LAKE BUENA VISTA, Fla. -- While Braves manager Bobby Cox was delivering his final preseason address on Tuesday morning, bullpen coach Eddie Perez noticed that four-time All-Star catcher Brian McCann was as wide-eyed and attentive as any of the young Minor Leaguers who were listening to a legendary figure speak.

"He looked like he was experiencing his first day in the big leagues," Perez said. "He's the same guy that he's always been. I love that about him."

As McCann has established himself as one of the game's top catchers -- and a leader within the Braves' clubhouse -- he has maintained a sense of humility that is better understood when he honestly explains that he never truly believed he might play in the Majors until he arrived at Spring Training in 2005.

Seven months later, after blazing a trail through the Southern League with Double-A Mississippi, McCann found himself utilizing his first career postseason at-bat to drill a three-run homer off Roger Clemens in Game 2 of the National League Championship Series.

Just three years earlier, while establishing himself as a standout player at suburban Atlanta's Duluth High School, McCann never allowed himself to believe there was a chance that he would soon be playing at Turner Field or any other Major League stadium.

"To me, it was just such a far-fetched dream, that even in high school, when they were ranking me the top catcher, it just seemed so impossible," McCann said. "Even after my season with [Class A] Rome, it just seemed like it was so far away. I think when I got to Double-A, the year that I got called up, I didn't think anything about it. I was thinking that I needed to get so much better and prove myself."

McCann introduced himself to the Major League level on June 10, 2005, with a two-hit performance that was highlighted by a second-inning RBI single against A's right-hander Dan Haren. This memorable first career at-bat only served as a sign of things to come from the young catcher, who has won three National League Silver Slugger Awards and gained his four All-Star appearances after just four full seasons at the Major League level he thought he'd never experience.

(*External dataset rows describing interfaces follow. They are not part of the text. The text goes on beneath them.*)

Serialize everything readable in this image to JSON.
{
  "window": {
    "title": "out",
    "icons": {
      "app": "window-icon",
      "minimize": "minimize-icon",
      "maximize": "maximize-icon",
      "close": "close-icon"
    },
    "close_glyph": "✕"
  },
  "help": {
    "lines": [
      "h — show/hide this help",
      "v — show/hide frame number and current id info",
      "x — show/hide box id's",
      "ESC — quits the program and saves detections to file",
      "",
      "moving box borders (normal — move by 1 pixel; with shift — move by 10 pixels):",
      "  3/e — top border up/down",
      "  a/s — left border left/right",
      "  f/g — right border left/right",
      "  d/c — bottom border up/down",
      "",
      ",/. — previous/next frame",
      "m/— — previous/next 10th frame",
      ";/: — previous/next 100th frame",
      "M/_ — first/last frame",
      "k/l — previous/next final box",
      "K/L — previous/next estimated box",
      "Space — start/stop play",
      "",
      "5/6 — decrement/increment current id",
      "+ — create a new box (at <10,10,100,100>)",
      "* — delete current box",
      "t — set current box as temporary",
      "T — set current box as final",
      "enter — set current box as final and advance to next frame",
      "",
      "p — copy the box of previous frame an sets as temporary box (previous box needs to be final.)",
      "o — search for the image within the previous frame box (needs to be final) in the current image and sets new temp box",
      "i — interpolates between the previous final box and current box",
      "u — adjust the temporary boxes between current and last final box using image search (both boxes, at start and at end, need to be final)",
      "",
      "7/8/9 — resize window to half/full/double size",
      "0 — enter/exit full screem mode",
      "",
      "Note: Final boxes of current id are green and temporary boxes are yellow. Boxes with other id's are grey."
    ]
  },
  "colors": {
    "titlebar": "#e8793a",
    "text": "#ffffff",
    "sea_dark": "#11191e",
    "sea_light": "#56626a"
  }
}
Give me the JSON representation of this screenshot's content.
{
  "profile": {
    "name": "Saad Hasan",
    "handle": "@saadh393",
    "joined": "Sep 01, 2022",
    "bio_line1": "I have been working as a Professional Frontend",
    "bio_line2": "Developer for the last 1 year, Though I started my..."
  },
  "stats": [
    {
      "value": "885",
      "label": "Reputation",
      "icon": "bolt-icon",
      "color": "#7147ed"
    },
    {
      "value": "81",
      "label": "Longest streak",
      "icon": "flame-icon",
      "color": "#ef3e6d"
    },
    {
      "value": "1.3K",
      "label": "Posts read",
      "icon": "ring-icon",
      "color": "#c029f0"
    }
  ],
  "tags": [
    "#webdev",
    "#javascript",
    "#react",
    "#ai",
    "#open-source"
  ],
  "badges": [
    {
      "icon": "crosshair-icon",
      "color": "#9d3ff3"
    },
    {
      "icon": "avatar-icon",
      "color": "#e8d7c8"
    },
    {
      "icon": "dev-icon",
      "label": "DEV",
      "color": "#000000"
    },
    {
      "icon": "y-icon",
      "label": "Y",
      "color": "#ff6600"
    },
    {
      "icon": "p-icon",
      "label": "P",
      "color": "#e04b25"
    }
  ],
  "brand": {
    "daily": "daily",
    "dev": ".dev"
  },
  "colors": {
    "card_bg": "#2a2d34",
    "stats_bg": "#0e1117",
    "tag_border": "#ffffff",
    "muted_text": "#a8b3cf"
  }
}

Dating back to the start of the 2006 season, McCann leads all Major League catchers in home runs (86), doubles (149), extra-base hits (237) and RBIs (366). In the process, his left-handed swing has produced a .295 batting average and a .863 OPS.

"All of that stuff hasn't hit me," said McCann of the awards and accolades. "I go out and play the best that I can. I'm trying to get better every year, because I want to do what I've been doing for the next 10 years."

As the 26-year-old McCann prepares for his sixth Major League season as the only remaining member of the Baby Braves bunch that stirred Atlanta in 2005, he still remembers arriving on the Major League scene desperate to gather any guidance that would allow him to realize his goal of never returning to the Minor Leagues.

"You're trying to learn so much and so fast," McCann said. "These guys were a lot better than me and I needed to learn a lot quick. I felt like I did that. I was around the right people. I picked things up pretty fast."

Through his interactions with John Smoltz and Tim Hudson, McCann credits the improvements he made in his game-calling skills. Through his relationship with Chipper Jones, he believes that he became a better hitter, courtesy of the fact that the veteran third baseman was able to provide him an ability to better understand how to read the tendencies of opposing pitchers.

When asked about the strides that he's made defensively, McCann points in the direction of Marlins manager and former Braves coach Fredi Gonzalez, Perez and Braves bench coach Chino Cadahia.

"I love to talk to him about catching, because he wants to learn," said Perez, who spent nine of his 11 Major League seasons as a backup catcher for the Braves. "I've always said, 'If you've got a smart catcher, then the team is going to be good.' He's got that. He's one of those guys who wants to win."

Like Perez, Cox has come to recognize McCann as a player whose contributions extend beyond what he provides from the offensive and defensive standpoints.

"He's become a leader and everything," Cox said. "He does everything that you want."